== Segment start ==

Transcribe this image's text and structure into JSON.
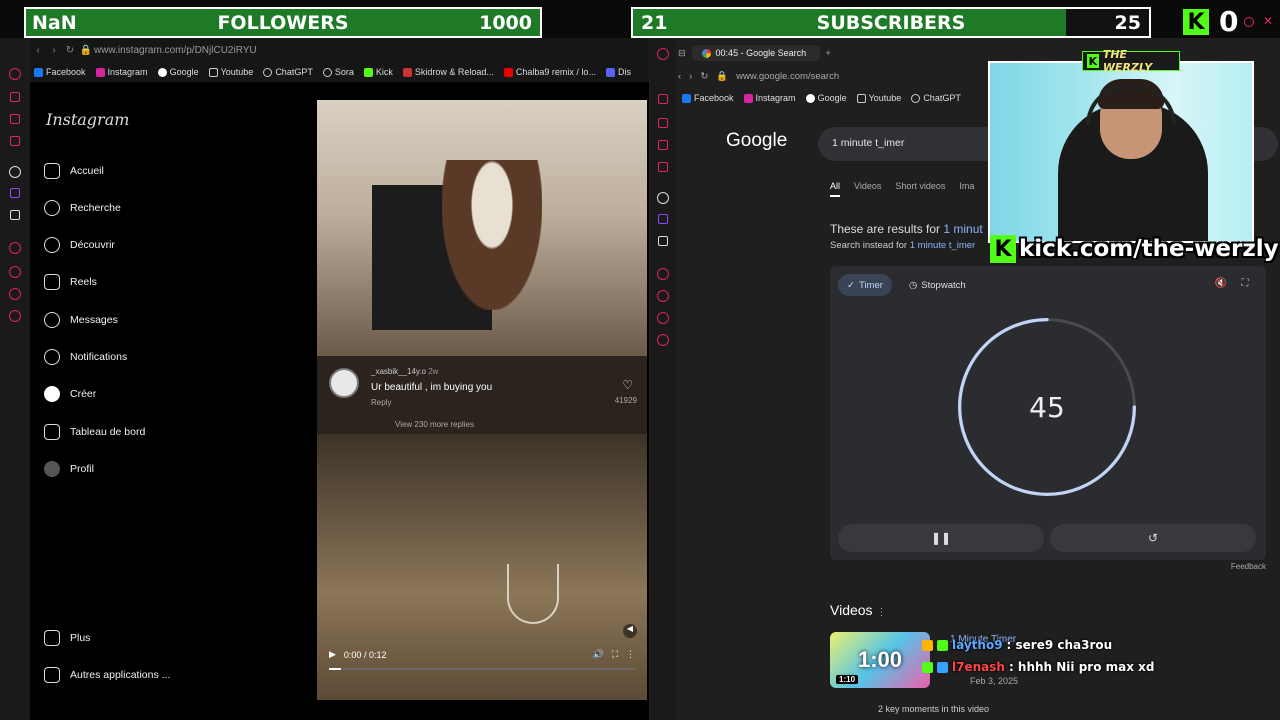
{
  "overlay": {
    "followers": {
      "left": "NaN",
      "label": "FOLLOWERS",
      "goal": "1000"
    },
    "subscribers": {
      "left": "21",
      "label": "SUBSCRIBERS",
      "goal": "25"
    },
    "kick_count": "0",
    "cam_badge": "THE WERZLY",
    "kick_url": "kick.com/the-werzly"
  },
  "left_browser": {
    "url": "www.instagram.com/p/DNjlCU2iRYU",
    "bookmarks": [
      "Facebook",
      "Instagram",
      "Google",
      "Youtube",
      "ChatGPT",
      "Sora",
      "Kick",
      "Skidrow & Reload...",
      "Chalba9 remix / lo...",
      "Dis"
    ],
    "instagram": {
      "logo": "Instagram",
      "nav": [
        "Accueil",
        "Recherche",
        "Découvrir",
        "Reels",
        "Messages",
        "Notifications",
        "Créer",
        "Tableau de bord",
        "Profil"
      ],
      "bottom_nav": [
        "Plus",
        "Autres applications ..."
      ],
      "comment": {
        "user": "_xasbik__14y.o",
        "age": "2w",
        "text": "Ur beautiful , im buying you",
        "reply": "Reply",
        "likes": "41929",
        "more_replies": "View 230 more replies"
      },
      "video_time": "0:00 / 0:12",
      "progress": 0.04
    }
  },
  "right_browser": {
    "tab_title": "00:45 - Google Search",
    "url": "www.google.com/search",
    "bookmarks": [
      "Facebook",
      "Instagram",
      "Google",
      "Youtube",
      "ChatGPT"
    ],
    "google": {
      "logo": "Google",
      "query": "1 minute t_imer",
      "tabs": [
        "All",
        "Videos",
        "Short videos",
        "Ima"
      ],
      "results_for_prefix": "These are results for",
      "results_for_link": "1 minut",
      "search_instead_prefix": "Search instead for",
      "search_instead_link": "1 minute t_imer",
      "timer": {
        "mode_timer": "Timer",
        "mode_stopwatch": "Stopwatch",
        "value": "45",
        "remaining_fraction": 0.75,
        "pause_icon": "pause-icon",
        "reset_icon": "reset-icon"
      },
      "feedback": "Feedback",
      "videos_heading": "Videos",
      "video": {
        "thumb_text": "1:00",
        "duration": "1:10",
        "title": "1 Minute Timer",
        "date": "Feb 3, 2025",
        "key_moments": "2 key moments in this video"
      }
    }
  },
  "chat": [
    {
      "user": "laytho9",
      "message": ": sere9 cha3rou"
    },
    {
      "user": "l7enash",
      "message": ": hhhh Nii pro max xd"
    }
  ],
  "colors": {
    "kick_green": "#53fc18",
    "accent_red": "#e0245e",
    "google_link": "#8ab4f8"
  }
}
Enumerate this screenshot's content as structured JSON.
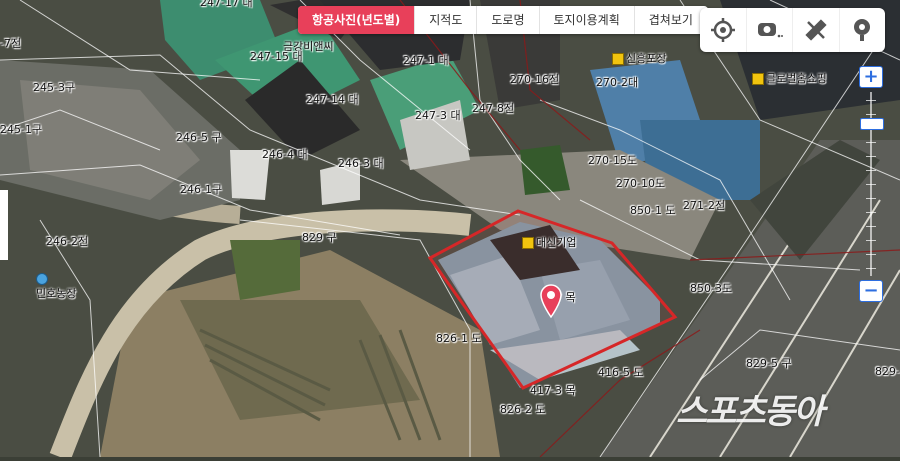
{
  "tabs": [
    {
      "label": "항공사진(년도별)",
      "active": true
    },
    {
      "label": "지적도",
      "active": false
    },
    {
      "label": "도로명",
      "active": false
    },
    {
      "label": "토지이용계획",
      "active": false
    },
    {
      "label": "겹쳐보기",
      "active": false
    }
  ],
  "tools": [
    "location-target-icon",
    "roadview-icon",
    "measure-ruler-icon",
    "pin-view-icon"
  ],
  "zoom": {
    "plus": "+",
    "minus": "−",
    "level_fraction": 0.15
  },
  "highlight_color": "#d62728",
  "parcels": [
    {
      "id": "p1",
      "text": "247-17 대"
    },
    {
      "id": "p2",
      "text": "-7전"
    },
    {
      "id": "p3",
      "text": "금강비앤씨"
    },
    {
      "id": "p4",
      "text": "247-15 대"
    },
    {
      "id": "p5",
      "text": "247-1 대"
    },
    {
      "id": "p6",
      "text": "245-3구"
    },
    {
      "id": "p7",
      "text": "247-14 대"
    },
    {
      "id": "p8",
      "text": "247-8전"
    },
    {
      "id": "p9",
      "text": "247-3 대"
    },
    {
      "id": "p10",
      "text": "270-16전"
    },
    {
      "id": "p11",
      "text": "270-2대"
    },
    {
      "id": "p12",
      "text": "245-1구"
    },
    {
      "id": "p13",
      "text": "246-5 구"
    },
    {
      "id": "p14",
      "text": "246-4 대"
    },
    {
      "id": "p15",
      "text": "246-3 대"
    },
    {
      "id": "p16",
      "text": "270-15도"
    },
    {
      "id": "p17",
      "text": "270-10도"
    },
    {
      "id": "p18",
      "text": "246-1구"
    },
    {
      "id": "p19",
      "text": "850-1 도"
    },
    {
      "id": "p20",
      "text": "271-2전"
    },
    {
      "id": "p21",
      "text": "246-2전"
    },
    {
      "id": "p22",
      "text": "829 구"
    },
    {
      "id": "p23",
      "text": "17 목"
    },
    {
      "id": "p24",
      "text": "850-3도"
    },
    {
      "id": "p25",
      "text": "826-1 도"
    },
    {
      "id": "p26",
      "text": "416-5 도"
    },
    {
      "id": "p27",
      "text": "417-3 목"
    },
    {
      "id": "p28",
      "text": "826-2 도"
    },
    {
      "id": "p29",
      "text": "829-5 구"
    },
    {
      "id": "p30",
      "text": "829-"
    }
  ],
  "pois": [
    {
      "id": "q1",
      "text": "신흥포장"
    },
    {
      "id": "q2",
      "text": "글로벌홈쇼핑"
    },
    {
      "id": "q3",
      "text": "대신기업"
    },
    {
      "id": "q4",
      "text": "민호농장"
    }
  ],
  "watermark": "스포츠동아"
}
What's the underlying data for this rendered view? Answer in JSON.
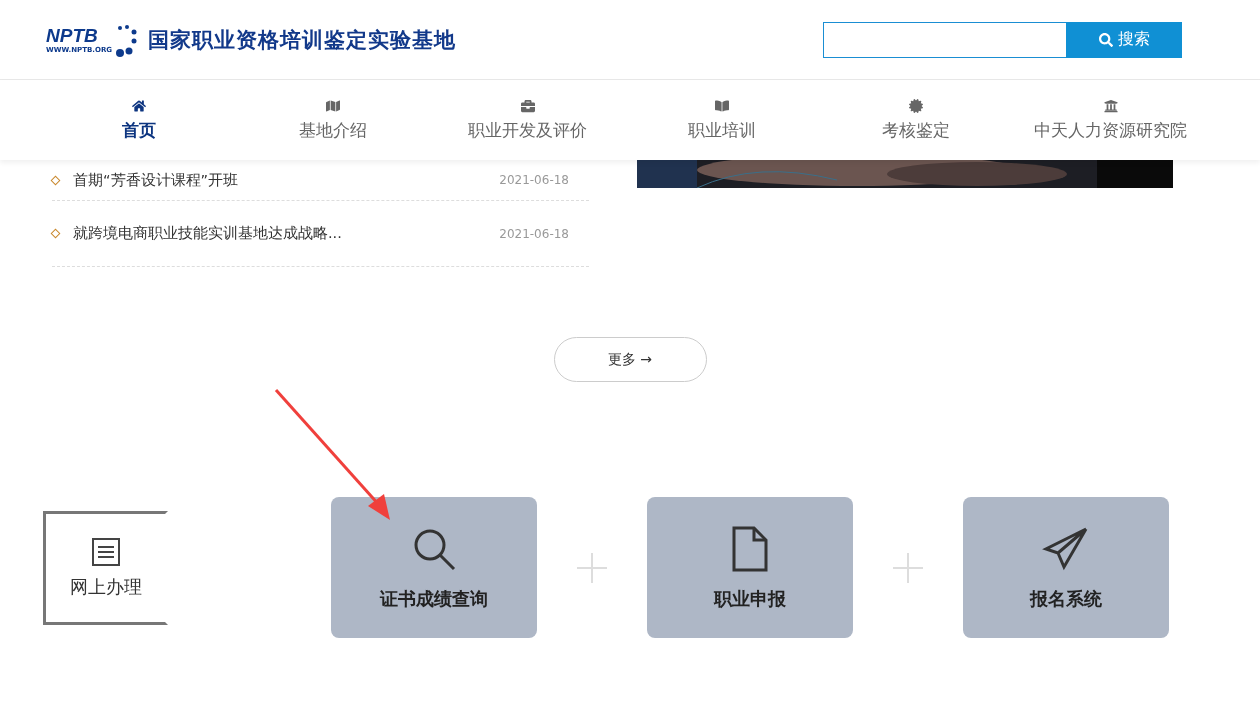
{
  "header": {
    "logo_text": "NPTB",
    "logo_url": "WWW.NPTB.ORG",
    "site_title": "国家职业资格培训鉴定实验基地",
    "search": {
      "button": "搜索"
    }
  },
  "nav": [
    {
      "label": "首页",
      "selected": true
    },
    {
      "label": "基地介绍",
      "selected": false
    },
    {
      "label": "职业开发及评价",
      "selected": false
    },
    {
      "label": "职业培训",
      "selected": false
    },
    {
      "label": "考核鉴定",
      "selected": false
    },
    {
      "label": "中天人力资源研究院",
      "selected": false
    }
  ],
  "news": [
    {
      "title": "首期“芳香设计课程”开班",
      "date": "2021-06-18"
    },
    {
      "title": "就跨境电商职业技能实训基地达成战略...",
      "date": "2021-06-18"
    }
  ],
  "more_button": "更多 →",
  "services": {
    "title": "网上办理",
    "tiles": [
      {
        "label": "证书成绩查询"
      },
      {
        "label": "职业申报"
      },
      {
        "label": "报名系统"
      }
    ]
  }
}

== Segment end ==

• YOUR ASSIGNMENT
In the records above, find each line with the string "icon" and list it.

• OUTPUT FOR THIS EXERCISE
        "pause_icon": "pause-icon",
        "reset_icon": "reset-icon"
    "location-target-icon",
    "roadview-icon",
    "measure-ruler-icon",
    "pin-view-icon"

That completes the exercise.